(EXERCISE INPUTS Opens)

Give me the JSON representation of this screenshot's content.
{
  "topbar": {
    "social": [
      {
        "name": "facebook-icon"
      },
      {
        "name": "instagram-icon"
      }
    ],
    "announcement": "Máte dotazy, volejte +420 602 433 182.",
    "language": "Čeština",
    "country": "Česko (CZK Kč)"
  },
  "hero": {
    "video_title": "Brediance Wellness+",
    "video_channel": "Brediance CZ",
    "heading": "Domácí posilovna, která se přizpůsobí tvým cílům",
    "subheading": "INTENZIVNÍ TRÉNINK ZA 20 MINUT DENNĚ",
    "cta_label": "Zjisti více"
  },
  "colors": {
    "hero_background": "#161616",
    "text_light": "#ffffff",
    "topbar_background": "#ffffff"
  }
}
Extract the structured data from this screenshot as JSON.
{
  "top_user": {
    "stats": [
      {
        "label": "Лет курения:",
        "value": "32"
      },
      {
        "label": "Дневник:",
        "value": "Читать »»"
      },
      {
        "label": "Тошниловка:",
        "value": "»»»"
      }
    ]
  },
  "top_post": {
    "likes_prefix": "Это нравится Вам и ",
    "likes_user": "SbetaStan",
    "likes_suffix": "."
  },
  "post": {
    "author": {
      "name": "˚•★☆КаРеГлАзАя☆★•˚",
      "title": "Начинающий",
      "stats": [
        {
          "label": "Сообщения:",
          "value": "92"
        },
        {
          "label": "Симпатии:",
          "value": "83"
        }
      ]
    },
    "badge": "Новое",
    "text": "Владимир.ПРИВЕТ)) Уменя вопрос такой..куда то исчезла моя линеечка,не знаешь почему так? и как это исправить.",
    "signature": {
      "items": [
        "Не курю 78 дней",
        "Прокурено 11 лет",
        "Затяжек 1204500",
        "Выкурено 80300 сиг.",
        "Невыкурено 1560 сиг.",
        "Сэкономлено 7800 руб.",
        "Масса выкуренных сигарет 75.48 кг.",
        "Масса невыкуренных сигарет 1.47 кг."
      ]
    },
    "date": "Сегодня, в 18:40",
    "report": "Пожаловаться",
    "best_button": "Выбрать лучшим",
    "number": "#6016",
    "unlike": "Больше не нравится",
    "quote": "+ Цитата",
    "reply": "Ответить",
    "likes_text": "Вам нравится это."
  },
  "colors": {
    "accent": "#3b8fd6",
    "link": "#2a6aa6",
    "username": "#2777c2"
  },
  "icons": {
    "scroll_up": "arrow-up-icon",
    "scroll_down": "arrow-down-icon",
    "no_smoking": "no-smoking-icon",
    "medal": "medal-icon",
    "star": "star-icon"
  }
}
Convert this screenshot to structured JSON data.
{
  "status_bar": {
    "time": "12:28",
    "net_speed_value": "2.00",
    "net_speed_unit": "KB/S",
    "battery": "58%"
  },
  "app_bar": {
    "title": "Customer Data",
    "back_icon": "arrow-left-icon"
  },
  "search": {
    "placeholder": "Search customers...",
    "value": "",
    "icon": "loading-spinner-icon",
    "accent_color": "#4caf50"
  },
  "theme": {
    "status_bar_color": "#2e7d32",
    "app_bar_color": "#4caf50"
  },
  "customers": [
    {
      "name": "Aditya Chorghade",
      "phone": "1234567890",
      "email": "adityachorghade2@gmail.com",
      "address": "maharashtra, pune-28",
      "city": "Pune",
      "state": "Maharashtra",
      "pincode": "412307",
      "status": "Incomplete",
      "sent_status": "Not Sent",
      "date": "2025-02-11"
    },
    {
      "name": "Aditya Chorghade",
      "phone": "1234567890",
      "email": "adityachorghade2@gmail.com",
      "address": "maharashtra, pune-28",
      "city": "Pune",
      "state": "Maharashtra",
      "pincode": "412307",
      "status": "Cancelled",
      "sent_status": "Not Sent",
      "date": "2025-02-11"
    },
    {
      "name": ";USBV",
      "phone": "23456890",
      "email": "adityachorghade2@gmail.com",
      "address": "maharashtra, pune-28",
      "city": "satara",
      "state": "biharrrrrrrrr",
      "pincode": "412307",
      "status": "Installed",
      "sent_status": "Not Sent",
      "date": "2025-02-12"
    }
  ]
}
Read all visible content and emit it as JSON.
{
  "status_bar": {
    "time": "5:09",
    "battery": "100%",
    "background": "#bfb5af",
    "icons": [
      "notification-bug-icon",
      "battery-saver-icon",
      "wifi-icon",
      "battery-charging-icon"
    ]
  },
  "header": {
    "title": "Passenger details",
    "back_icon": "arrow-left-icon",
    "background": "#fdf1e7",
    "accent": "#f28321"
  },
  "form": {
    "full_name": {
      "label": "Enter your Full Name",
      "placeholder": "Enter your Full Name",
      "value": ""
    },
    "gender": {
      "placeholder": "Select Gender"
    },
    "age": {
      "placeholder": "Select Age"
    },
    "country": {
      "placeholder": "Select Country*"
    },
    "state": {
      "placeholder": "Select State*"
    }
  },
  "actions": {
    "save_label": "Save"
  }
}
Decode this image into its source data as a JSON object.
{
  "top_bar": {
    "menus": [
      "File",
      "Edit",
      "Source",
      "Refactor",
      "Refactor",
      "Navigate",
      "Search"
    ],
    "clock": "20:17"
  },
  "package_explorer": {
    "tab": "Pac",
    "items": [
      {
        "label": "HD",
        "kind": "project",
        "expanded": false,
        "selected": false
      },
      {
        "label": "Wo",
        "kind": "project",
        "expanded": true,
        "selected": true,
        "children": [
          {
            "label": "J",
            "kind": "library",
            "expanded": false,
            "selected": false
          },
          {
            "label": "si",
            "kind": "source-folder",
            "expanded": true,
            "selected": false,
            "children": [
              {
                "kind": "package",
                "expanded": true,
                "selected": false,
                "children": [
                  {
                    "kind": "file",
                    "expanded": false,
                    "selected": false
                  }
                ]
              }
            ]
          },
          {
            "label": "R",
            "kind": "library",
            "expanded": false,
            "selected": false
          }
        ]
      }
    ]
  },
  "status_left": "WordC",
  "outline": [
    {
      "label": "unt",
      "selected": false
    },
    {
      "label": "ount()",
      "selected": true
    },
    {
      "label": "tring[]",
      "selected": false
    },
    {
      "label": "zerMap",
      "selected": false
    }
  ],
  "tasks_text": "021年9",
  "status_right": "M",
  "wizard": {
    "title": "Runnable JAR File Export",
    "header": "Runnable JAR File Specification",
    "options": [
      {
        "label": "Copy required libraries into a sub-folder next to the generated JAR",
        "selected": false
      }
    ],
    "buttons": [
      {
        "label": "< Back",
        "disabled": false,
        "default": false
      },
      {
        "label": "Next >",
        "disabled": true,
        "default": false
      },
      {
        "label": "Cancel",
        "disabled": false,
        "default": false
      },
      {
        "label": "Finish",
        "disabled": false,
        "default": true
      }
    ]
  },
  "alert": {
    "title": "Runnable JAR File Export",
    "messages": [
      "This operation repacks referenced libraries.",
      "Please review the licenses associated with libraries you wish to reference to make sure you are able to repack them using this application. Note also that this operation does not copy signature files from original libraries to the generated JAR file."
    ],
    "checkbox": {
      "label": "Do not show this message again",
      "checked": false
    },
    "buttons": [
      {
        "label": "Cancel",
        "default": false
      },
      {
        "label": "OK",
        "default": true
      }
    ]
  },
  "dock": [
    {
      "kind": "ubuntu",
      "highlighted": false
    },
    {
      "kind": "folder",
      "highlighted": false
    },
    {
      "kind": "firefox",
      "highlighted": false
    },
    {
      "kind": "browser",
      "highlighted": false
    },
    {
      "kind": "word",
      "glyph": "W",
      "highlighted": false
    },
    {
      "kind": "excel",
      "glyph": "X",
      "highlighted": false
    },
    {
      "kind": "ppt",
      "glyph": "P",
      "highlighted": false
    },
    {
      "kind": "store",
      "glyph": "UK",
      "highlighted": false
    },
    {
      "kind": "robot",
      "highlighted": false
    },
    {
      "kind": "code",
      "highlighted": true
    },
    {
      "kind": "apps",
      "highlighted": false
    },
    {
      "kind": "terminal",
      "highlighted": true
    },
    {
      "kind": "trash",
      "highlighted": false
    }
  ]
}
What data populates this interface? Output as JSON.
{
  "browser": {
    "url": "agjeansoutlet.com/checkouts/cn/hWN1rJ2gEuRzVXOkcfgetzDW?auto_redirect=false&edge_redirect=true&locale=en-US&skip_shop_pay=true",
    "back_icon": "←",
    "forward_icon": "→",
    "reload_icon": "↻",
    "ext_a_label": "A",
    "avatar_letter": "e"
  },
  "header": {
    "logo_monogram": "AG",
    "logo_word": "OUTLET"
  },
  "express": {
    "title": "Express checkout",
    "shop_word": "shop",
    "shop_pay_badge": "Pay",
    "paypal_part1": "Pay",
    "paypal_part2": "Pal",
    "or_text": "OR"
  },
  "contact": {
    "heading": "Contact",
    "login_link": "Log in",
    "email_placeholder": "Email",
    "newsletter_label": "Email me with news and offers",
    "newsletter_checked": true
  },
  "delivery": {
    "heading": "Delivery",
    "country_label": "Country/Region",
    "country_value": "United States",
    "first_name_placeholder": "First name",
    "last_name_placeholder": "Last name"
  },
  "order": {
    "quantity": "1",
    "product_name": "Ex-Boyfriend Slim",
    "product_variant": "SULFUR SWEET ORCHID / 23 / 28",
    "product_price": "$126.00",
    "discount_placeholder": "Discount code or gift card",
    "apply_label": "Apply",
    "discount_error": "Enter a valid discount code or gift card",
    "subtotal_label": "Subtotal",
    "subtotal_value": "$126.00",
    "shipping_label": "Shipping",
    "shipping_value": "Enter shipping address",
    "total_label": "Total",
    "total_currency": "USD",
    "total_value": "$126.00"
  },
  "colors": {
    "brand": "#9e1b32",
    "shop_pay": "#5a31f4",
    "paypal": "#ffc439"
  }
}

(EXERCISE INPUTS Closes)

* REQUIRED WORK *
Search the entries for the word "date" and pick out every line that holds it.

* WRITTEN RESPONSE *
    "date": "Сегодня, в 18:40",
      "date": "2025-02-11"
      "date": "2025-02-11"
      "date": "2025-02-12"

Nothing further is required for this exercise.